I did not expect this book to bowl me over as hard as it did. Like half the country, I’m a child of divorce. Although my parents split when I was 18, rather than 11, I went through many of the same emotional upheavals and experienced so many of the same feelings that Logan describes – especially the feelings of anger and frustration with the parent that left. Ms. Salter covers the depression one parent experiences, and the almost teen-like personality the other parent takes on – how is a kid supposed to deal with this? She also manages to find the humor in every situation, from Logan’s botched “love magic” that she hopes will reunite her parents, to her idea that shirking her schoolwork will reunite her parents, albeit in the principal’s office. We take Logan’s journey with her, and see her through to the other side, when things just may get better after all.

The story, written in the first person, allows readers to place themselves in Logan’s shoes. Illustrations by Chelsea Eaton give firmer shape to the story, and I loved the journal entries, complete with notebook spiral rings. Different fonts help emphasize Logan’s writing versus her overall narrative.

Book discussion questions at the end are helpful to both book discussion groups and parents who may want to read this book with their kids, letting the questions lead them into deeper conversations about any life changes going on. There are also links to divorce resources for children and parents alike.

Sydney Salter dedicates the book to us readers, and to her nine-year-old self. My 40-something self thanks her for it. I’ll be getting this on the shelves at my library, where kids who need it will be able to find it.

The author’s webpage includes a Q&A, discussion questions about her other books, links to her social media, and a link to her blog.

Posted in Fiction, Middle Grade

Cybils Middle Grade At-a-Glance: The Meaning of Maggie & All Four Stars

I’ve been quiet lately, because I’ve been plowing through my Cybils middle grade fiction nominees. Here are some thoughts.

meaning of maggieThe Meaning of Maggie, by Megan Jean Sovern (2014, Chronicle Books) $16.99, ISBN: 978-1452110219

Recommended for ages 9-12
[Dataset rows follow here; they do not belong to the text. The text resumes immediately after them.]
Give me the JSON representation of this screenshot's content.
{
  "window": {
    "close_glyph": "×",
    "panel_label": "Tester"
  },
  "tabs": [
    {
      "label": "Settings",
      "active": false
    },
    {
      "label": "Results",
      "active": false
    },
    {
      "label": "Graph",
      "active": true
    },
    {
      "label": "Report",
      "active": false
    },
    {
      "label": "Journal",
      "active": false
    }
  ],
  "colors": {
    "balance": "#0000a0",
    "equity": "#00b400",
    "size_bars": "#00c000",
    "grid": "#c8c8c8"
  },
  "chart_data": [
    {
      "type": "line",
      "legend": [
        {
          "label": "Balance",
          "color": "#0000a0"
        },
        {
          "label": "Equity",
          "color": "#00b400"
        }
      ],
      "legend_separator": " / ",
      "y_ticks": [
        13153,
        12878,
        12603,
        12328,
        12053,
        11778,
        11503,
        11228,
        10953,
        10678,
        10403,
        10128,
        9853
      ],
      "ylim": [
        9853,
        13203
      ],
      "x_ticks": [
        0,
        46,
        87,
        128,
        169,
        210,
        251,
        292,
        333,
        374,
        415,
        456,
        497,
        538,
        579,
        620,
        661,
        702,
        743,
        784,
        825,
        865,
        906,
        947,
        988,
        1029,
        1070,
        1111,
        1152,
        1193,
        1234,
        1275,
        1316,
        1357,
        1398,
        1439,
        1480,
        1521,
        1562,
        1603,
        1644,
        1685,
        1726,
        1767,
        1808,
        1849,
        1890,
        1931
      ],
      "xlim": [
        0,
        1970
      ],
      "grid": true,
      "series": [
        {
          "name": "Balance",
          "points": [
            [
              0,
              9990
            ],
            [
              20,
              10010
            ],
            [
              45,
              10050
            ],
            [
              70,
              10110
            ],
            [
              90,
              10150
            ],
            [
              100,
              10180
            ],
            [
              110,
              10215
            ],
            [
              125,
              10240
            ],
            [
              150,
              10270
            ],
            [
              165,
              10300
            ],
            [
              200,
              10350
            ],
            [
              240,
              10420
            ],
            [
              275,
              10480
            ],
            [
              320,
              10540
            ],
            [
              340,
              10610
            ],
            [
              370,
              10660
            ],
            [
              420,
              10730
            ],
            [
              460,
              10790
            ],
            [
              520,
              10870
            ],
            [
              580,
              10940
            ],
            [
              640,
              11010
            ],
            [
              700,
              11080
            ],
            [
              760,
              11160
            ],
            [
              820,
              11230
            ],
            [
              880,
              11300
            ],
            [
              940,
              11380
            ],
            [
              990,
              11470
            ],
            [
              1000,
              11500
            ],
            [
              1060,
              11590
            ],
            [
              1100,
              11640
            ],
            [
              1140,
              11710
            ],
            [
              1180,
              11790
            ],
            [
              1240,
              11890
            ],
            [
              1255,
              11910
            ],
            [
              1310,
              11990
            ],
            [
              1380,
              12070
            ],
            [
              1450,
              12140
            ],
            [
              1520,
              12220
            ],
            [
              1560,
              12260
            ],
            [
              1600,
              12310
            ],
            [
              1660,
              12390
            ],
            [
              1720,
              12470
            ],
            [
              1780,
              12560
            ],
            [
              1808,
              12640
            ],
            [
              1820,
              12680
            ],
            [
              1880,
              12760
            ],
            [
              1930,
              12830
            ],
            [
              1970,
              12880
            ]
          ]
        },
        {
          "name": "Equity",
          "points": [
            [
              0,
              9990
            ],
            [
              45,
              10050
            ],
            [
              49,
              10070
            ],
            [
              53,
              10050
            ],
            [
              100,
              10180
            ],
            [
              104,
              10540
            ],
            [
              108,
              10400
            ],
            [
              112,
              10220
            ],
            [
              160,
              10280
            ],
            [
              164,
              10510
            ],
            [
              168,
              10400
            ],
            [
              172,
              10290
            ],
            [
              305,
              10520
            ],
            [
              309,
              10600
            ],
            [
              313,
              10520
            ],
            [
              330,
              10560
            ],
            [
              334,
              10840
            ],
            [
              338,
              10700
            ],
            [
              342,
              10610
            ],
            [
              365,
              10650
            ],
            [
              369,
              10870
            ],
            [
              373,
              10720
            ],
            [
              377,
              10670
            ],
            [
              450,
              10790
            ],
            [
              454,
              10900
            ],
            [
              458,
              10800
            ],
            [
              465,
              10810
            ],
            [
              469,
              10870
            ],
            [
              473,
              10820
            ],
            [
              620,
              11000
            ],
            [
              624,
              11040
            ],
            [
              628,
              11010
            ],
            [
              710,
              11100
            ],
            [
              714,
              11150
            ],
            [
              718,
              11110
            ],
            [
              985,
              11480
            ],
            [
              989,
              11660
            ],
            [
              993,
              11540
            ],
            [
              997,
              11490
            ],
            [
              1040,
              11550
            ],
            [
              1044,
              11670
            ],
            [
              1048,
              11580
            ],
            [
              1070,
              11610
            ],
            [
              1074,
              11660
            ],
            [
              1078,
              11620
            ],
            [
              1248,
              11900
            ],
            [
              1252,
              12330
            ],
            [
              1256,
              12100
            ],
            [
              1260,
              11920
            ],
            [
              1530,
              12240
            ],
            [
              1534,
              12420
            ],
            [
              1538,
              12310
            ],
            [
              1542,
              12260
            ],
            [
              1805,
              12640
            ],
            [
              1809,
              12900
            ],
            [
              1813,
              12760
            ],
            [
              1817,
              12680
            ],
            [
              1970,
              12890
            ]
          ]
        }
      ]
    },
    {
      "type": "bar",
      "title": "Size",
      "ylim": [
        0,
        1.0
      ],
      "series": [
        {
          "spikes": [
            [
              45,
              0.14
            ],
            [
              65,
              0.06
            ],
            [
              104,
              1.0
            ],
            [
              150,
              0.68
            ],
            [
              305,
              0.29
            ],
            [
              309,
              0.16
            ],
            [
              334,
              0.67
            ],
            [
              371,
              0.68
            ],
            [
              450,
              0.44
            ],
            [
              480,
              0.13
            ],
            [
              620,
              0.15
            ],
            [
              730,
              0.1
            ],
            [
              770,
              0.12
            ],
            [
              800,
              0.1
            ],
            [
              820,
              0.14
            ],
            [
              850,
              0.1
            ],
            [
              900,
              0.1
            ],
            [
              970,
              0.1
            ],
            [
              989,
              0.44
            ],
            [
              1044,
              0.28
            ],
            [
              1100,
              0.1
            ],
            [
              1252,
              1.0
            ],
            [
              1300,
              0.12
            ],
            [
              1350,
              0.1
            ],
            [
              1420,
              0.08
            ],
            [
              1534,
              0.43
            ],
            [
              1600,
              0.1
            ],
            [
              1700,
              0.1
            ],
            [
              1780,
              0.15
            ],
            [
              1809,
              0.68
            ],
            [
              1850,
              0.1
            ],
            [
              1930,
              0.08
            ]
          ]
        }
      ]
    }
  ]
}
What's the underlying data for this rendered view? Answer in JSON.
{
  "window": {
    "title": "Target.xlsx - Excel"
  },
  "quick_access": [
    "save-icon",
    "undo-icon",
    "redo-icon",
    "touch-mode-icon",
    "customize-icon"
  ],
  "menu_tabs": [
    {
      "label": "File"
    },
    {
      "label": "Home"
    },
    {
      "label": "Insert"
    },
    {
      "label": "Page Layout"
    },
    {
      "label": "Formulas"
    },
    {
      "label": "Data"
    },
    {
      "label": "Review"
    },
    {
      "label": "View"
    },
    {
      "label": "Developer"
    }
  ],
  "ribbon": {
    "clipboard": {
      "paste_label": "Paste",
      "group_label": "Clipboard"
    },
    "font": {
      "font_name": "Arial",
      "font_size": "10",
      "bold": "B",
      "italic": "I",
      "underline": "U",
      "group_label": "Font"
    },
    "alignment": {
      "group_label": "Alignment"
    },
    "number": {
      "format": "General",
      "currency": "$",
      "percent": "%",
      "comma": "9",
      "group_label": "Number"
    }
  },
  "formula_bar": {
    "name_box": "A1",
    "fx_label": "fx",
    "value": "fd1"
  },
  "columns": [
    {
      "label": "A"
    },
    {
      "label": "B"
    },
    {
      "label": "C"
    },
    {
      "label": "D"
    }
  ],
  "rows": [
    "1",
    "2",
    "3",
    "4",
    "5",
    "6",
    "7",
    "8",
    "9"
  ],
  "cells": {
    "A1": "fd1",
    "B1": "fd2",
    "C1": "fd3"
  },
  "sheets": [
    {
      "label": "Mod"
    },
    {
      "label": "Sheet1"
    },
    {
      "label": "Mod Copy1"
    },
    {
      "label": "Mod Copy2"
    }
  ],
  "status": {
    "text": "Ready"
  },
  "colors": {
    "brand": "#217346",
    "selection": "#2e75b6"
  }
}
Set in the 1980s, Maggie’s an 11 year-old girl who wants to be president one day. She’s funny, quirky, and seemingly always at odds with her two older sisters. Her family is coping with her father’s increasingly worsening multiple sclerosis, the severity of which they try to shield from Maggie.

I enjoyed this book, in part because one of my childhood friends lost her mom to MS. Reading this book helped me, in a way, understand what my friend went through all those years ago, when we were all far too young to understand it. The author drew upon her own life to write this book, and for that, I’m thankful. Maggie is engaging and quirky, and as frustrating as I found her dad, in his ultimate quest to “be cool”, I saw his struggle to hang on when everything was falling apart around him.

all four stars coverAll Four Stars, by Tara Dairman (2014, Putnam Juvenile), $16.99, ISBN: 978-0399162527

Recommended for ages 9-12

An 11 year-old foodie raised by junk food junkies has to be one of the best story plots I’ve come across in a while!

Gladys LOVES cooking. It’s her passion. She has a cookbook collection, watches cooking shows with a passion her classmates reserve for video games… and her parents just don’t get it. They microwave everything that they don’t bring home in a greasy bag. How can a foodie live like this?

When Gladys enters an essay contest for the New York Standard newspaper, her essay ends up in the hands of the food editor – who thinks it’s a cover letter. Gladys finds herself with a freelance assignment – to test out a new dessert restaurant in Manhattan! How can she visit the restaurant and write her review without her parents catching on?

This book just made me happy. It’s a fun story, with an instantly likable main character. Even her antagonists are likable, if a bit clueless. The plot moves along at a great pace, and I found myself chuckling out loud at some of the situations Gladys found herself in while trying to keep her secret. This is a great book to put into kids’ hands, a welcome lift from the heaviness that seems to permeate middle grade realistic fiction these days. I can’t wait to read the sequel, The Stars of Summer, when it hits shelves this summer.